● **Problem statement**
Check the listing below line by line and report how many lines hold "beige", with no other words.

● **The records**
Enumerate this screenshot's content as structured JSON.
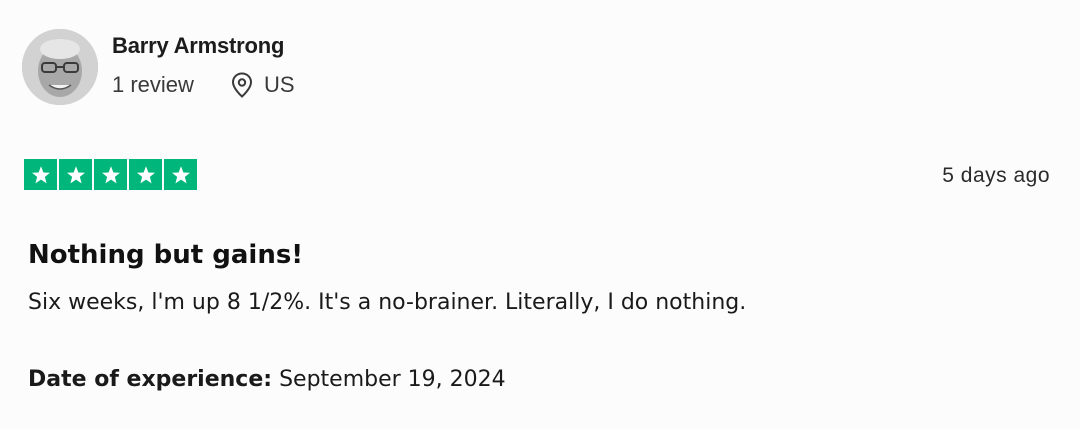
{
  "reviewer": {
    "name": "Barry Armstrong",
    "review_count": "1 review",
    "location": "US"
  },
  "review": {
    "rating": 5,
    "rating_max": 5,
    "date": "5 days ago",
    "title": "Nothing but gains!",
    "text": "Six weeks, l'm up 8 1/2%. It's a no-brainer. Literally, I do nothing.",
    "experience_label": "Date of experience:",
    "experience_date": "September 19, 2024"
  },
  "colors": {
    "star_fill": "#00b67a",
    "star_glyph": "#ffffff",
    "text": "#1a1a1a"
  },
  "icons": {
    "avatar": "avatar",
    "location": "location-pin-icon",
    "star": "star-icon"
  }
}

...

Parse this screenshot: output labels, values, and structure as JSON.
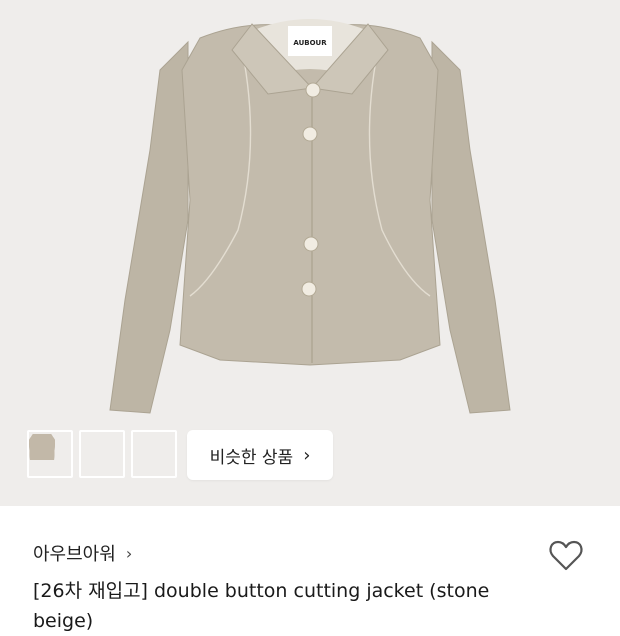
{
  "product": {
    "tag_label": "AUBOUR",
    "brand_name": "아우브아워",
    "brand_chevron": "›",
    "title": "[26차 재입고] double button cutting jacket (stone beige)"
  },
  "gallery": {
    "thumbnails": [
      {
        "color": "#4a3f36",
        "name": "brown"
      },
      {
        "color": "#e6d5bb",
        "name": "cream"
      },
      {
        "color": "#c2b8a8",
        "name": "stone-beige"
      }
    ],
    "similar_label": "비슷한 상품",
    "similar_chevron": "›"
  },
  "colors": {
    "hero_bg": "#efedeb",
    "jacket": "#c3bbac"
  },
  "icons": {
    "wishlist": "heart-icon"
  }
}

● **Response**
2